After losing a semifinal last year to unheralded Jo-Wilfried Tsonga of France, Nadal is wary of being overconfident.
"Perfect matches doesn't exist," he said, a touch dismissively, when asked if his game was beyond improvement as he dismantled Haas, a semifinalist here two years ago. "Always you can improve, no?"
Fourth-seeded Murray, meanwhile, ran off 11 straight games in another dominating performance, overwhelming Jurgen Melzer 7-5, 6-0, 6-3. Murray, seeking his first Grand Slam title, had only 10 unforced errors, including just two in the second set, and overcame a brief lapse toward the end.
"I'm sure one match in a Slam, if you want to go deep, maybe you're not playing your best tennis, you have to try and find a way through to win," said Murray, predicting a tougher challenge as the tournament enters its second week. "I hope it doesn't happen, but if it does, I need to be prepared to try and win a match when I'm not playing my best tennis."
The 21-year-old Scot next faces No. 14 Fernando Verdasco. Nadal will play Chile's Fernando Gonzalez, who came back from two sets down to beat Richard Gasquet of France, 3-6, 3-6, 7-6 (10), 6-2, 12-10 in a four-hour marathon.
Gonzalez, a 2007 finalist at Melbourne Park, saved a match point in the third set tiebreak before he fought back to win the match, in which the fifth set alone lasted 88 minutes.
Gonzalez was on the court two hours before Nadal, but their matches both finished around midnight.
"My body is still alive," Gonzalez said. "I have 48 hours, maybe a little bit less. But I want to enjoy this moment. I think I won a really tough match that I will remember for the rest of my life."
Ninth-seeded American James Blake also reached the fourth round on Saturday.
Blake beat No. 18 Igor Andreev of Russia 6-3, 6-2, 3-6, 6-1 to set up a clash with fifth-seeded Tsonga, one of three Frenchmen to make it through to the fourth round.
The crowd in Hisense Arena was definitely pro-Murray, with Scottish flags and tartan hats scattered about on a cool night.
Constantly confounded by Murray's blend of power, speed and spin, Melzer did get a huge ovation when he rallied from 15-40 to hold while down 3-0 in the third set to end Murray's streak of 11 games. He had double break point as Murray served in the next game, only to see the him rally.

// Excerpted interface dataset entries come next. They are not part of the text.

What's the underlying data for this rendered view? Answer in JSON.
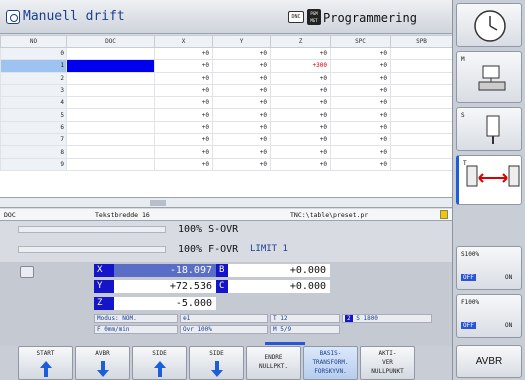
{
  "header": {
    "mode_left": "Manuell drift",
    "dnc": "DNC",
    "pgm": "PGM MGT",
    "mode_right": "Programmering"
  },
  "table": {
    "columns": [
      "NO",
      "DOC",
      "X",
      "Y",
      "Z",
      "SPC",
      "SPB"
    ],
    "rows": [
      {
        "no": "0",
        "x": "+0",
        "y": "+0",
        "z": "+0",
        "spc": "+0"
      },
      {
        "no": "1",
        "x": "+0",
        "y": "+0",
        "z": "+300",
        "spc": "+0"
      },
      {
        "no": "2",
        "x": "+0",
        "y": "+0",
        "z": "+0",
        "spc": "+0"
      },
      {
        "no": "3",
        "x": "+0",
        "y": "+0",
        "z": "+0",
        "spc": "+0"
      },
      {
        "no": "4",
        "x": "+0",
        "y": "+0",
        "z": "+0",
        "spc": "+0"
      },
      {
        "no": "5",
        "x": "+0",
        "y": "+0",
        "z": "+0",
        "spc": "+0"
      },
      {
        "no": "6",
        "x": "+0",
        "y": "+0",
        "z": "+0",
        "spc": "+0"
      },
      {
        "no": "7",
        "x": "+0",
        "y": "+0",
        "z": "+0",
        "spc": "+0"
      },
      {
        "no": "8",
        "x": "+0",
        "y": "+0",
        "z": "+0",
        "spc": "+0"
      },
      {
        "no": "9",
        "x": "+0",
        "y": "+0",
        "z": "+0",
        "spc": "+0"
      }
    ],
    "selected_row": 1
  },
  "info": {
    "field": "DOC",
    "desc": "Tekstbredde 16",
    "path": "TNC:\\table\\preset.pr"
  },
  "overrides": {
    "s_ovr": "100% S-OVR",
    "f_ovr": "100% F-OVR",
    "limit": "LIMIT 1"
  },
  "position": {
    "x_label": "X",
    "x": "-18.097",
    "b_label": "B",
    "b": "+0.000",
    "y_label": "Y",
    "y": "+72.536",
    "c_label": "C",
    "c": "+0.000",
    "z_label": "Z",
    "z": "-5.000"
  },
  "status": {
    "modus": "Modus: NOM.",
    "tool_icon": "1",
    "t": "T 12",
    "s": "S 1800",
    "f": "F 0mm/min",
    "ovr": "Ovr 100%",
    "m": "M 5/9",
    "s_icon": "2"
  },
  "softkeys": [
    "START",
    "AVBR",
    "SIDE",
    "SIDE",
    "ENDRE\nNULLPKT.",
    "BASIS-\nTRANSFORM.\nFORSKYVN.",
    "AKTI-\nVER\nNULLPUNKT",
    "AVBR"
  ],
  "right_panel": {
    "m": "M",
    "s": "S",
    "t": "T",
    "s100": "S100%",
    "f100": "F100%",
    "off": "OFF",
    "on": "ON"
  },
  "colors": {
    "axis": "#1414c8",
    "axis_value": "#5a6ec8",
    "accent": "#1a3f8f"
  }
}
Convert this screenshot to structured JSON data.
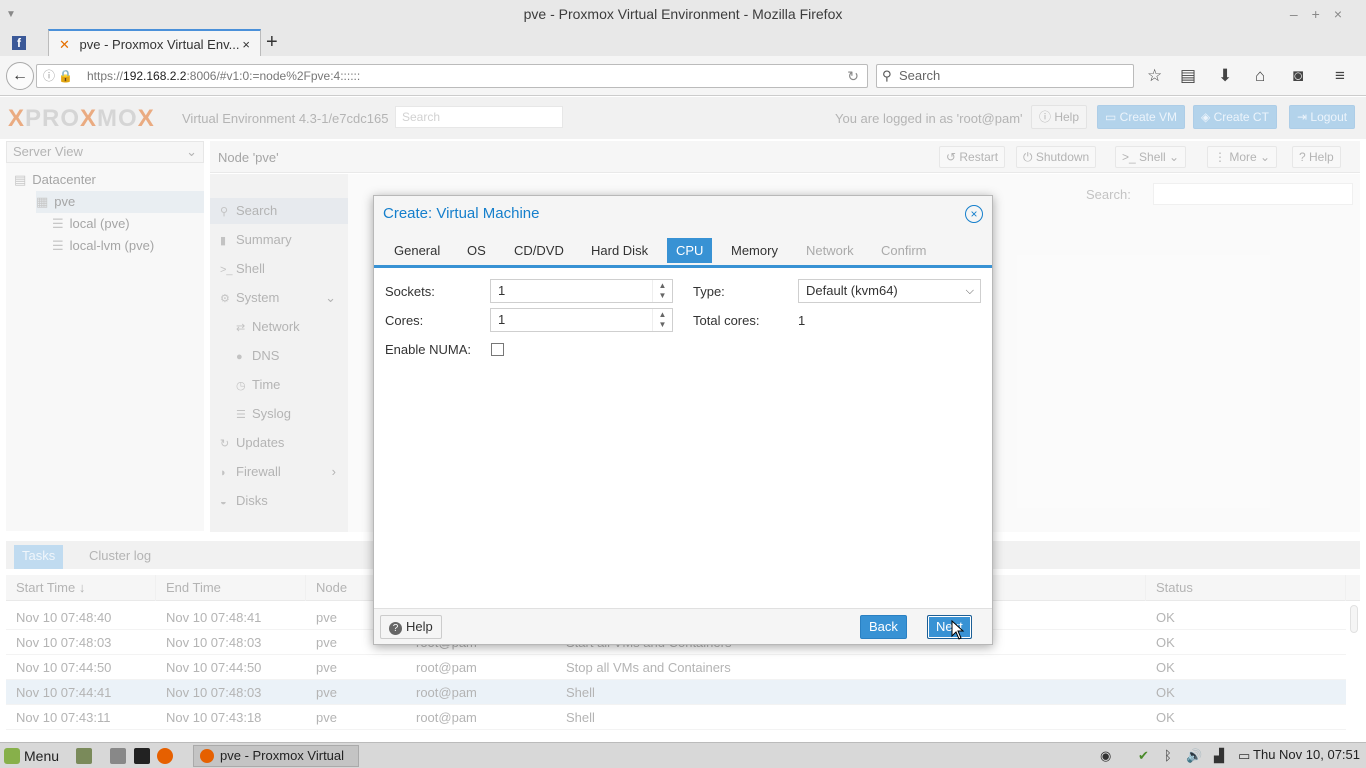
{
  "window": {
    "title": "pve - Proxmox Virtual Environment - Mozilla Firefox"
  },
  "browser": {
    "tab_label": "pve - Proxmox Virtual Env...",
    "url_host": "192.168.2.2",
    "url_prefix": "https://",
    "url_suffix": ":8006/#v1:0:=node%2Fpve:4::::::",
    "search_placeholder": "Search"
  },
  "header": {
    "brand_a": "PRO",
    "brand_x": "X",
    "brand_b": "MO",
    "brand_c": "X",
    "version": "Virtual Environment 4.3-1/e7cdc165",
    "search_placeholder": "Search",
    "logged_in": "You are logged in as 'root@pam'",
    "help": "Help",
    "create_vm": "Create VM",
    "create_ct": "Create CT",
    "logout": "Logout"
  },
  "tree": {
    "view": "Server View",
    "items": [
      "Datacenter",
      "pve",
      "local (pve)",
      "local-lvm (pve)"
    ]
  },
  "node": {
    "title": "Node 'pve'",
    "restart": "Restart",
    "shutdown": "Shutdown",
    "shell": "Shell",
    "more": "More",
    "help": "Help"
  },
  "node_menu": [
    {
      "label": "Search",
      "icon": "search-icon"
    },
    {
      "label": "Summary",
      "icon": "book-icon"
    },
    {
      "label": "Shell",
      "icon": "terminal-icon"
    },
    {
      "label": "System",
      "icon": "gears-icon"
    },
    {
      "label": "Network",
      "icon": "exchange-icon"
    },
    {
      "label": "DNS",
      "icon": "globe-icon"
    },
    {
      "label": "Time",
      "icon": "clock-icon"
    },
    {
      "label": "Syslog",
      "icon": "list-icon"
    },
    {
      "label": "Updates",
      "icon": "refresh-icon"
    },
    {
      "label": "Firewall",
      "icon": "shield-icon"
    },
    {
      "label": "Disks",
      "icon": "disk-icon"
    }
  ],
  "content": {
    "search_label": "Search:"
  },
  "tasks": {
    "tab_tasks": "Tasks",
    "tab_cluster": "Cluster log",
    "columns": [
      "Start Time ↓",
      "End Time",
      "Node",
      "",
      "",
      "Status"
    ],
    "rows": [
      [
        "Nov 10 07:48:40",
        "Nov 10 07:48:41",
        "pve",
        "",
        "",
        "OK"
      ],
      [
        "Nov 10 07:48:03",
        "Nov 10 07:48:03",
        "pve",
        "root@pam",
        "Start all VMs and Containers",
        "OK"
      ],
      [
        "Nov 10 07:44:50",
        "Nov 10 07:44:50",
        "pve",
        "root@pam",
        "Stop all VMs and Containers",
        "OK"
      ],
      [
        "Nov 10 07:44:41",
        "Nov 10 07:48:03",
        "pve",
        "root@pam",
        "Shell",
        "OK"
      ],
      [
        "Nov 10 07:43:11",
        "Nov 10 07:43:18",
        "pve",
        "root@pam",
        "Shell",
        "OK"
      ]
    ]
  },
  "modal": {
    "title": "Create: Virtual Machine",
    "tabs": [
      {
        "label": "General",
        "state": "normal"
      },
      {
        "label": "OS",
        "state": "normal"
      },
      {
        "label": "CD/DVD",
        "state": "normal"
      },
      {
        "label": "Hard Disk",
        "state": "normal"
      },
      {
        "label": "CPU",
        "state": "active"
      },
      {
        "label": "Memory",
        "state": "normal"
      },
      {
        "label": "Network",
        "state": "disabled"
      },
      {
        "label": "Confirm",
        "state": "disabled"
      }
    ],
    "sockets_label": "Sockets:",
    "sockets_value": "1",
    "cores_label": "Cores:",
    "cores_value": "1",
    "numa_label": "Enable NUMA:",
    "numa_checked": false,
    "type_label": "Type:",
    "type_value": "Default (kvm64)",
    "total_cores_label": "Total cores:",
    "total_cores_value": "1",
    "help": "Help",
    "back": "Back",
    "next": "Next"
  },
  "taskbar": {
    "menu": "Menu",
    "window": "pve - Proxmox Virtual ...",
    "clock": "Thu Nov 10, 07:51"
  },
  "colors": {
    "accent": "#3892d4",
    "title_blue": "#157fcc"
  }
}
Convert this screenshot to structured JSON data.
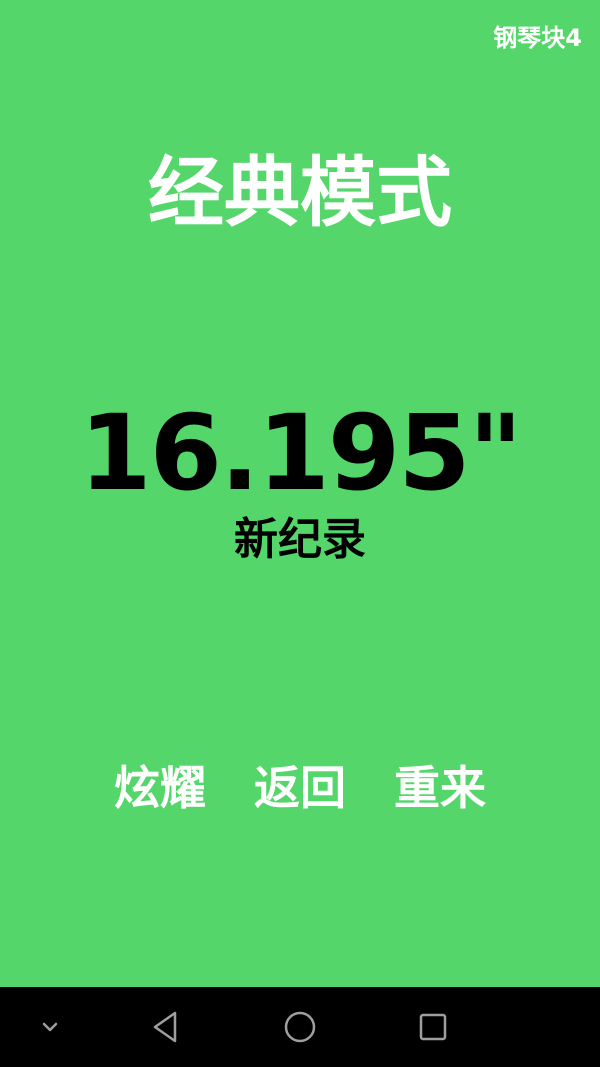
{
  "app": {
    "watermark": "钢琴块4",
    "background_color": "#55d66b"
  },
  "result": {
    "mode_title": "经典模式",
    "score": "16.195\"",
    "record_label": "新纪录"
  },
  "actions": {
    "share_label": "炫耀",
    "back_label": "返回",
    "retry_label": "重来"
  },
  "nav_bar": {
    "icons": [
      "chevron-down-icon",
      "back-triangle-icon",
      "home-circle-icon",
      "recent-square-icon"
    ],
    "icon_color": "#9e9e9e",
    "background_color": "#000000"
  }
}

Melzer broke as Murray served for the match at 5-1 and fended off double match point in the next game. But Murray easily held in the next, finishing it off with his eighth ace and getting one step closer to becoming the first British man to win a major since 1936.
Sometimes sprinting to his chair during changeovers, Murray has raced through his first three matches in a combined 4 hours and 15 minutes, thanks in part to a 45-minute effort in the first round match when Andrei Pavel retired with a bad back.
It has been 81 years since Jean Borotra provided France with its only Australian Open men's singles champion, but there is a real hope of a breakthrough this year.
"It's time for us," Simon said. "If it's not now, it's never."
Simon said all of the Frenchmen, who have been friends since they were children, got a real confidence boost out of seeing Tsonga reach the Australian Open final in 2008.
"We know that we are all very good players but there is not one better than the others," Simon said. "To see him reach the final, it was really, really good for us and for our confidence.
"Finally, we just saw that we were able to do it. That's why I think we had a great year last year."
Simon made the third round at three of the four Grand Slams last year but had never made it the fourth round of the majors until this year in Melbourne.
The good news for France is it is guaranteed at least one quarterfinalist this year, but the bad news is it's certain to lose one player after Simon and Monfils play each other in the next round.
"At the moment we've just played against players we know we can defeat," Simon said. "It was hard but we just did our job. The next ones will be the tough ones.
"I think every day maybe we can all lose, on the same day, but for the moment, we are still here."
Information from The Associated Press and Reuters was used in this report.